Perhaps Guy Ritchie’s vision of Sherlock Holmes is not what Sir Conan Doyle had intended, but he gives us his take on the character again in his second film, Sherlock Holmes: A Game of Shadows. The first film certainly took Guy out of his comfort zone by doing something that was not set in a modern era. This would continue that tradition of moving him slightly out of his comfort zone because there is no film of Guy Ritchie that I recall a direct sequel. Regardless, it is a film that is a success in what it set out to accomplish.
There are many versions and interpretations of Sir Conan Doyle’s works over the decades since his books got published that I have seen. Most depict him as a general sleuth, and knows how to defend him. Not a man that knows how to kick box amongst other fighting forms. He is accompanied by his sidekick, Dr. John Watson. Guy is not the first to take Sherlock out of his comfort zone, including films like Without A Clue. In that film, Sherlock, Michael Caine, was just the attractive showman with Dr. Watson, Ben Kingsley, actually solving all the details of every crime. More recently, a favorite depiction of mine is in the BBC series Sherlock bringing him into a modern setting. There we have Benedict Cumberbatch, playing Smaug in the upcoming The Hobbit, and Martin Freeman, of the UK version of The Office and Hitchhiker’s Guide to the Galaxy, playing the famous duo.

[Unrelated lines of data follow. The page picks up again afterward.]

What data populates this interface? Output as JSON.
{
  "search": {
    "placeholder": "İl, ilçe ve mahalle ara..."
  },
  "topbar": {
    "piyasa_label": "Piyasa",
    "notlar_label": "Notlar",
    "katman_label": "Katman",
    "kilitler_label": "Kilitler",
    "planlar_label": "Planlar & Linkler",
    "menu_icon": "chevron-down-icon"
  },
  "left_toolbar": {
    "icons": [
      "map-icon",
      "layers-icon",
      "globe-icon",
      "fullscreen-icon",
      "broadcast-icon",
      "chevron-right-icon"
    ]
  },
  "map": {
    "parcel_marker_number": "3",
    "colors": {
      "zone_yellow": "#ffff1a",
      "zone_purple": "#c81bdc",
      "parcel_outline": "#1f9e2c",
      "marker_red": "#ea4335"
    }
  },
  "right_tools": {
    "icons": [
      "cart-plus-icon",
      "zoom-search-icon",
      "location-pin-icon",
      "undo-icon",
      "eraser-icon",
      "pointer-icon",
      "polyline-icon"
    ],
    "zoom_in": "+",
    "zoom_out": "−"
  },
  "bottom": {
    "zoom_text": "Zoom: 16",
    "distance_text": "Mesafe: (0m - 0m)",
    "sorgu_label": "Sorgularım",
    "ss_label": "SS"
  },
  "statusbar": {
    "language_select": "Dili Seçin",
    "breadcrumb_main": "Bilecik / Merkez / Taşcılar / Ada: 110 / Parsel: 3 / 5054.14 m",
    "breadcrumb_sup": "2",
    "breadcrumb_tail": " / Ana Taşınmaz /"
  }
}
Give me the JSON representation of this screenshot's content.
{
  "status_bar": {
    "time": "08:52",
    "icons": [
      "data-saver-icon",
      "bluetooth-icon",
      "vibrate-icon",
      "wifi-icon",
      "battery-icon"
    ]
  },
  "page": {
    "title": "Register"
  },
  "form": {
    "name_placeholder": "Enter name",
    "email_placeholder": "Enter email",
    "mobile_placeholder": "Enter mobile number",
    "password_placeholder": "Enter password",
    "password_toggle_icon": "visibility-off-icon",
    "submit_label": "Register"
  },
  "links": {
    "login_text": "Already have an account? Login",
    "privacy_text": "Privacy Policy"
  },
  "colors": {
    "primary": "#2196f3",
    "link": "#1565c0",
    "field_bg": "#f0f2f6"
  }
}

Guy Ritchie is not the first to change up the formula, and he manages to bring his unique style that I have seen from him since the film Lock, Stock, and Two Smoking Barrels. Throughout his films over the last decade and a half, he has always brought in fisticuffs and gunplay. The way Guy has portrayed Sherlock in the first film and this, it is acceptable to believe a man of his intelligence would learn a means to fight to add to the perfect mind he believes himself to have. In addition, it seems as if some feel his ability to deduce situations weaken the character trait of his deduction skills. Guy Ritchie reinforces that this is still the Sherlock that is able to deduce and even plan ahead for situations only seconds ahead. Sherlock even directly addresses that his curse is that he can see everything. He is still the stereotypical Sherlock, just with a fighting style that could rival Batman.
The pacing of the story for the film starts off a little slow, perhaps askew, but certainly takes off within thirty minutes of the opening. Right from the start of the film, they introduced to Professor Moriarty as the main antagonist. He is portrayed as a man in great standing in society, but with darker intentions and power through channels to back them up. From the start, it is apparent that Holmes focus is on revealing Moriarty’s plot through society. He’s taken the time that he has had alone, without Dr. Watson off preparing for his marriage, to create a detailed web revealing Moriarty as the source of issues going on. Moriarty feels Holmes either must cease trying to expose him, or play the game. This is what leads into the main plot of the film and where it truly takes off. From this point on, it feels like its back on the tracks that the first film put it on course for. It is a Guy Ritchie film, so he does throw his traditional curve that you usually don’t expect on first watching of his films.
The casting for this film is a great selection and compliments the returning cast. Robert Downey seems to return to form as the eccentric intelligent. Jude Law successfully plays the counter balance for him a second time. New to the cast is Mycroft Holmes, cast for Moriarty. He does a great job at being the intelligent man with a complex that believes he will always beat Sherlock. There is also the addition of Stephen Fry, great comedian, narrator, and general fun actor, as Mycroft Holmes. He certainly brings a certain humor that works within the narrative of the film, and he doesn’t seem hesitant to do a scene in the nude. A surprise for me was the addition of Noomi Rapace, who played Lizbeth in the original Girl With the Dragon Tattoo film trilogy. She is introduced as a gypsy fortune teller, Madam Simza Heron, and plays a vital role to the overarching plot of the film.
This brings me onto another thing that Guy Ritchie does so successfully, his visual style and fidelity. Like in the first film, he brings back the slowing down and directs foresight of Holmes to plan out the exact events of a fight. Later in the film, he even is able to bring about amazing shots and effects of a situation as they run through a forest with debris exploding from points. The camera angles and slowing down of the effects work for this film. Watching this film, it sometimes just looked like he is a master of art in the way he handled camera angles on scenes with special effects. As in the first film, there is also returning the overall color scheme of greys and browns overall. It does a good job for setting the tone of the time period.
Leaving the theater tonight, I felt that Guy Ritchie successfully made his Sherlock Holmes a proper sequel. I personally would like to see him move on and make another original film, but I can’t say I would be disappointed to see him return to this Sherlock Holmes universe. It’s not the Sherlock Holmes of tradition, its Guy Ritchie’s take on the character done brilliantly.